A hot mess, 1985s Hot Resort is a cliche filled, snobs-versus-slobs sex comedy that has no business being as entertaining as it is. Produced by Menahem Golan and Yoram Globus during their free wheeling spree of film creation during the 1980s, Hot Resort was directed and co-scripted by John Robins. Mr. Robins has an extensive career in both film and television, but I'm most impressed by his work directing The Benny Hill Show in the 1970s as well as his scripting of the grim 1980 nautical horror film Death Ship.
The story follows four pals from New York City who have hired on for the summer at a tropical beach resort. Of course they're horny, anxious to meet girls, and they also make pals with some of the other workers, initially in response to their new boss and his drill instructor like demeanor. Amongst this cast there are several familiar faces: Bronson Pinchot, Dan Schneider (Better Off Dead..., Head of the Class), and Samm-Art Williams (Blood Simple, A Rage in Harlem). Also on hand is a visibly tired looking Frank Gorshin playing a game show winner vacationing at the resort.
Also of note is the film's musical score, a great deal of which sounds similar to the generic background music from low budget porn being made during this time period.
A repost, now with a functioning feature, sorry it's got Greek subtitles.
I first viewed Deadly Blessing (1981) during the onslaught of movies that were newly available to me through the wonders of vhs. While Wes Cravens' film output during this period is somewhat spotty, I've always dug this messy but atmospheric film.

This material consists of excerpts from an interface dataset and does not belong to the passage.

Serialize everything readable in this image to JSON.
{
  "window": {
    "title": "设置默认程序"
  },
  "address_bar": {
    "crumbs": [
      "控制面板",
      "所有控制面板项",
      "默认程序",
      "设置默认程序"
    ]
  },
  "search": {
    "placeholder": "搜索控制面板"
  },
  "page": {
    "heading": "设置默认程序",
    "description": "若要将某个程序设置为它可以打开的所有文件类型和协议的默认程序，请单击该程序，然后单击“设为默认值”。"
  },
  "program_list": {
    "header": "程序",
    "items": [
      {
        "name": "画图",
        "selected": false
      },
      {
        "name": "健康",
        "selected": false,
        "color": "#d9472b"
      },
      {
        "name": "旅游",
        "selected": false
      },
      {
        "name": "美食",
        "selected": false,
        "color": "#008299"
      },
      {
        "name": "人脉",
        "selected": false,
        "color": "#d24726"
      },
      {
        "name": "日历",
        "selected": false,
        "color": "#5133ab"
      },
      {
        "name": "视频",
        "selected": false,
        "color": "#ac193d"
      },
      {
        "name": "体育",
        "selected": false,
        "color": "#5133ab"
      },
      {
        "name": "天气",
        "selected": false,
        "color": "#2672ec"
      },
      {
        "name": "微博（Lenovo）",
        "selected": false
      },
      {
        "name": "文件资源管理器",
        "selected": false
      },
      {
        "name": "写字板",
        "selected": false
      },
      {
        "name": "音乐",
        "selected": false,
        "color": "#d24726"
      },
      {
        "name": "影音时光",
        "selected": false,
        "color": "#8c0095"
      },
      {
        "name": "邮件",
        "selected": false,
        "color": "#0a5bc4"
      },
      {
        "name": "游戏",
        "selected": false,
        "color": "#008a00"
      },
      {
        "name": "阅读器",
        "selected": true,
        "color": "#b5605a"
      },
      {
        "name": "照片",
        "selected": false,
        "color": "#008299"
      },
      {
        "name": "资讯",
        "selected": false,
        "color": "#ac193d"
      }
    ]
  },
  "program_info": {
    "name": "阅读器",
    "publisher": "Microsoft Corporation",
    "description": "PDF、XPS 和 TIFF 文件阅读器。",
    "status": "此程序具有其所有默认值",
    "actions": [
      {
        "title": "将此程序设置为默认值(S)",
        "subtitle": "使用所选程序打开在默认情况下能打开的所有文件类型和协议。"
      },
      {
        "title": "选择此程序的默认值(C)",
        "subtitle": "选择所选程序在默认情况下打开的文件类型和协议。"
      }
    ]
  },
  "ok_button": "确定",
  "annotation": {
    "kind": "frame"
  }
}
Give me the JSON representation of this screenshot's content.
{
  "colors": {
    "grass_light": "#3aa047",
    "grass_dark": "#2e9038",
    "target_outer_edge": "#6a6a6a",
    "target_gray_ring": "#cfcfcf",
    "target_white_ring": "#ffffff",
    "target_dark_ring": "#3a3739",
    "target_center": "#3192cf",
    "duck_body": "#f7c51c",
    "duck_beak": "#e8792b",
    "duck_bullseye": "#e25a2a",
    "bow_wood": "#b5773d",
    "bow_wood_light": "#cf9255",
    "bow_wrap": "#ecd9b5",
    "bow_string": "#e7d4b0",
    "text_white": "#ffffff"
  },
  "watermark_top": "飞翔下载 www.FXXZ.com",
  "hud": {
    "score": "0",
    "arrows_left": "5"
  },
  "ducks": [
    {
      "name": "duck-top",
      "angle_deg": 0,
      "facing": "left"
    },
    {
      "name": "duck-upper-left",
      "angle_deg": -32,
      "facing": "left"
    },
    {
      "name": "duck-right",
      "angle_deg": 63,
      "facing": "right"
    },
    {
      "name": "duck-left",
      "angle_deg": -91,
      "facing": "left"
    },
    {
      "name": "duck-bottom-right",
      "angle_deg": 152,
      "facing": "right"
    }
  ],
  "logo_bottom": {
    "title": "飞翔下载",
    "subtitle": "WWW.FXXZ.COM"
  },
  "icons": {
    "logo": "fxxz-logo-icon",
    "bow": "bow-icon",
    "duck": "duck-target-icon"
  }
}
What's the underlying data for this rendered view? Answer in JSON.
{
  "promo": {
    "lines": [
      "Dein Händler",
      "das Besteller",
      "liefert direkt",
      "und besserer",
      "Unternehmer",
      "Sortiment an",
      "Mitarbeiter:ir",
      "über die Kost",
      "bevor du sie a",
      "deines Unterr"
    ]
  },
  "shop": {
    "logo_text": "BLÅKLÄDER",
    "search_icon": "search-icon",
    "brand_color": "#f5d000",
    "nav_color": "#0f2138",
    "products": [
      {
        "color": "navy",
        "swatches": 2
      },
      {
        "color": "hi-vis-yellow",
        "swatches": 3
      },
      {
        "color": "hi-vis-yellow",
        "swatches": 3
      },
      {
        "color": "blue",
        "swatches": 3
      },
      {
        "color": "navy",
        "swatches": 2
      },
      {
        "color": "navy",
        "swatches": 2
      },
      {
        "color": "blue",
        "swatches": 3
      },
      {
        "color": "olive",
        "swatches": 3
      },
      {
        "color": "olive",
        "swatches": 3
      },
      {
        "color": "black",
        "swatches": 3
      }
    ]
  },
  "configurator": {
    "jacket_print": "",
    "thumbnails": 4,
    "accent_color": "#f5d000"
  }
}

After her husband is killed in a farming accident, pregnant Martha (Maren Jenson) has her two best friends (Sharon Stone and Susan Buckner) come to console her. Things quickly get creepy with a secretive Amish-like sect (which includes Ernest Borgnine and Michael Berryman) who think Martha is an "Incubus", recurring nightmares, and more unexplained deaths playing into the scenario.
The Hills Have Eyes (1977) was the first Wes Craven movie I ever saw when it aired in the Chicago area on an over the air, descrambler needed, pre-cable system called ONTV sometime in the late 70s/early80s. A bunch of the movies I caught on that system have remained favorites, such as The Wicker Man or The Children. Both on the movie poster and in the film, Michael Berryman left quite an impression as well and remains a favorite actor who brings much to all his film roles.
a big fan of reading books, all kinds of art, J.G. Ballard, autumn, Dr Pepper, listening to records, women wearing skirts and high heels, exceptionally weird movies, bike riding, diners and other stuff...